• [Activity] Only the lines holding "kind" are wanted. Copy every one from the records below.

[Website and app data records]
◆ ◆ ◆ ◆ ◆
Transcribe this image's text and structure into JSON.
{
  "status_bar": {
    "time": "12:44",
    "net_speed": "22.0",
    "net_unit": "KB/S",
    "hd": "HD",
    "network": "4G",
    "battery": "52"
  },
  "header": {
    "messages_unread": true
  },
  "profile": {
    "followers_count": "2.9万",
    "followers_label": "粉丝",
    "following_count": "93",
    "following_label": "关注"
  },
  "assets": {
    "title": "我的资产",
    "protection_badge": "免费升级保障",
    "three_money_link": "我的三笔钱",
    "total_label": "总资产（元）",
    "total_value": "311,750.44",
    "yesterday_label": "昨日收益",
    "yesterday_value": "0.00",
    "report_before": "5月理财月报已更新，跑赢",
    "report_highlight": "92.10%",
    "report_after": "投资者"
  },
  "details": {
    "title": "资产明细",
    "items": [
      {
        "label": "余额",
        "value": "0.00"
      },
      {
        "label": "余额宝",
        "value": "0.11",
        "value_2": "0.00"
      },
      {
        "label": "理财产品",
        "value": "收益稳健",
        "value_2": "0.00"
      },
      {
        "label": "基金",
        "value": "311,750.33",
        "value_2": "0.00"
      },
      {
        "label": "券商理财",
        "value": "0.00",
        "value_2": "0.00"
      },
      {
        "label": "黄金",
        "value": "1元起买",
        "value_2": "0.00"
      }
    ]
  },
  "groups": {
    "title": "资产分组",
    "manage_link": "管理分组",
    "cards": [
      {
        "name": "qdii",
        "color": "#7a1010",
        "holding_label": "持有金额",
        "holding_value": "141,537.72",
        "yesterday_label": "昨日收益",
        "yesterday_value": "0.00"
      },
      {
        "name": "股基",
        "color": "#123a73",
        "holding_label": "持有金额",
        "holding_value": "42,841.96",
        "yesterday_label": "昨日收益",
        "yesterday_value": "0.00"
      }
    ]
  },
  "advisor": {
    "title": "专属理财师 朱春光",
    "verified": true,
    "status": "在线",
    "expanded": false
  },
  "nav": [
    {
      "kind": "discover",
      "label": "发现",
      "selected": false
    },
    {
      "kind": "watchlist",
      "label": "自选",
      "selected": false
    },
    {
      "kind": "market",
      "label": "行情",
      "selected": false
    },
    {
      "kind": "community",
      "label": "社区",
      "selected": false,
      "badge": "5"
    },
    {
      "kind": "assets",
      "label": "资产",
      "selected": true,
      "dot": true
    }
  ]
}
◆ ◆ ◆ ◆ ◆
• [Expected output]
      "kind": "discover",
      "kind": "watchlist",
      "kind": "market",
      "kind": "community",
      "kind": "assets",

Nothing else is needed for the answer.